DONALD HILL MUNRO
TABLE HOCKEY INVENTOR
Toy hockey games have been part of
the Canadian scene since the days of the Great Depression. While these
games can be divided into several categories (including board games,
magnetic hockey, air hockey, bumper hockey and knock hockey), the
image that usually comes to mind when one thinks of table top hockey
is that of a miniature ice rink with players mounted on small spikes
spinning and moving with the twist of their steel rods.
The earliest type of these
mechanical hockey games was built by Donald H. Munro, Sr. in his
Due to their size (about 14 by 36
inches), the early Munro wooden games were sold mainly in department
stores and through mail order catalogs, though occasionally they would
be carried in sporting goods and hardware stores. The games sold for
between four and five dollars during the 1930s. The first recorded
price was listed in the 1939-40 Eaton's Fall & Winter Catalogue
where the Munro Standard Model was advertised for $4.95.
In the 1940s, the Munro Standard
Model was expanded to include a DeLuxe version where the ball would
roll out of the net after a goal and into a small cup mounted at each
end of the game In 1945-46, Munro's partner, Stewart Molson Robertson,
manufactured games in Rochester, New York under Munro's American
patent, but despite the popularity of the games in Canada, the venture
proved unsuccessful in the United States
The first of the modern-style games (and the
challenger that finally ended Munro's wooden era) was introduced by
the Eagle Toy Company of
The televising of NHL games during
the 1950s and the league's expansion in 1967 greatly enlarged the
North American market for table top hockey games. To meet the rising
demand, both Munro Games and Eagle Toys were sold to

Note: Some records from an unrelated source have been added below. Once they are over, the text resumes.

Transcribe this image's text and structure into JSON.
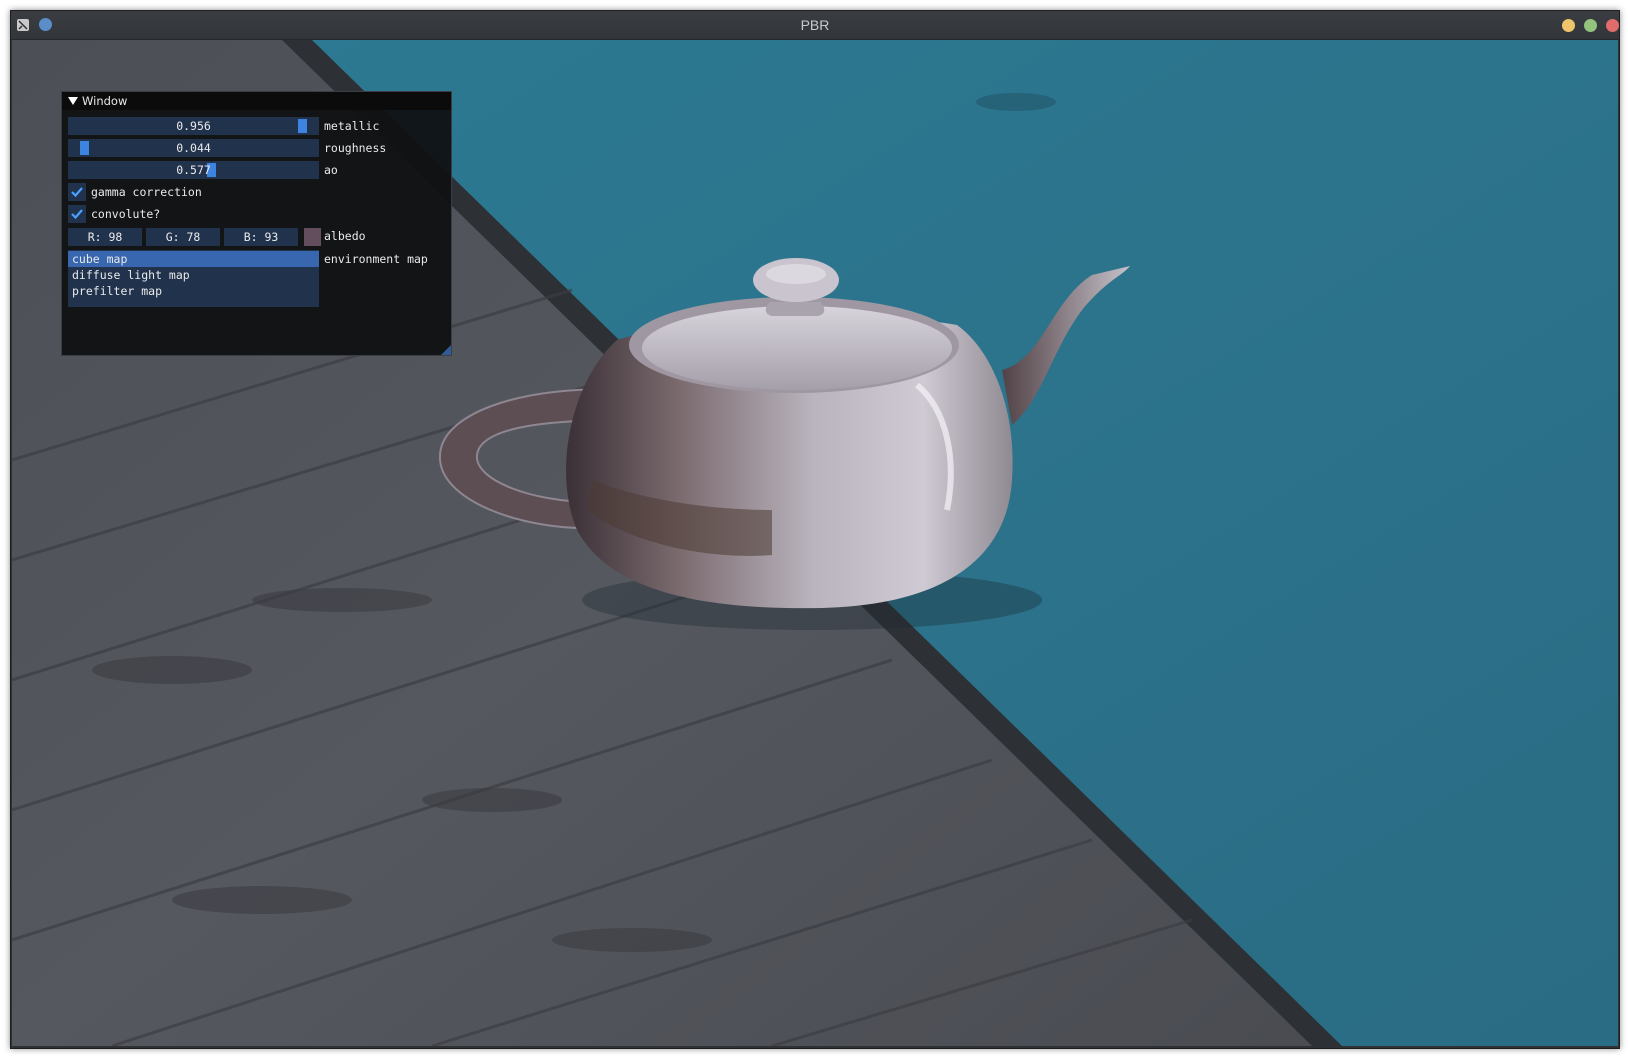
{
  "window": {
    "title": "PBR",
    "icons": {
      "app": "app-icon",
      "pin": "pin-icon",
      "minimize": "minimize-icon",
      "maximize": "maximize-icon",
      "close": "close-icon"
    },
    "colors": {
      "minimize": "#f0c46a",
      "maximize": "#93c47d",
      "close": "#e06c6c",
      "pin": "#5b8ec9"
    }
  },
  "imgui": {
    "title": "Window",
    "sliders": [
      {
        "label": "metallic",
        "value_text": "0.956",
        "value": 0.956
      },
      {
        "label": "roughness",
        "value_text": "0.044",
        "value": 0.044
      },
      {
        "label": "ao",
        "value_text": "0.577",
        "value": 0.577
      }
    ],
    "checkboxes": [
      {
        "label": "gamma correction",
        "checked": true
      },
      {
        "label": "convolute?",
        "checked": true
      }
    ],
    "albedo": {
      "label": "albedo",
      "r_text": "R: 98",
      "g_text": "G: 78",
      "b_text": "B: 93",
      "swatch_color": "#624e5d"
    },
    "environment": {
      "label": "environment map",
      "items": [
        "cube map",
        "diffuse light map",
        "prefilter map"
      ],
      "selected": "cube map"
    },
    "accent_color": "#3d84e0",
    "frame_color": "#21324d"
  },
  "scene": {
    "object": "teapot",
    "floor": "wooden deck",
    "water_color": "#2b6f86"
  }
}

The rebirth of table top hockey games has made the collecting of these games (both old and new) a popular hobby. For both the serious and casual collector, these games often bring back many vivid childhood memories from finding a hockey game under the tree at Christmas to picking out favorite teams, playing "seasons" or tournaments for the miniature replica Stanley Cup, or simply arguing about whether or not the puck went in! Many parents today watch their sons and daughters glued to a monitor while they play video or computer games and feel sad to see their children miss out of the marvelous and dynamic interaction of the old mechanical hockey games.
This photo was taken in the Munro
Games Burlington Factory on
L to R: Donald H Munro Jr.; Donald H Munro, William M Munro.
Text is taken from “The Complete History of the Most Realistic Mechanical Sports Game Ever Devised” posted on a web page by Steve Farar. The full account may be found at: http://tablehockeygames.com/frmhist.htm
Donald Hill Munro was the
grandfather of new member Douglas Bruce Munro.
© 2010 The Clan Munro Association of Canada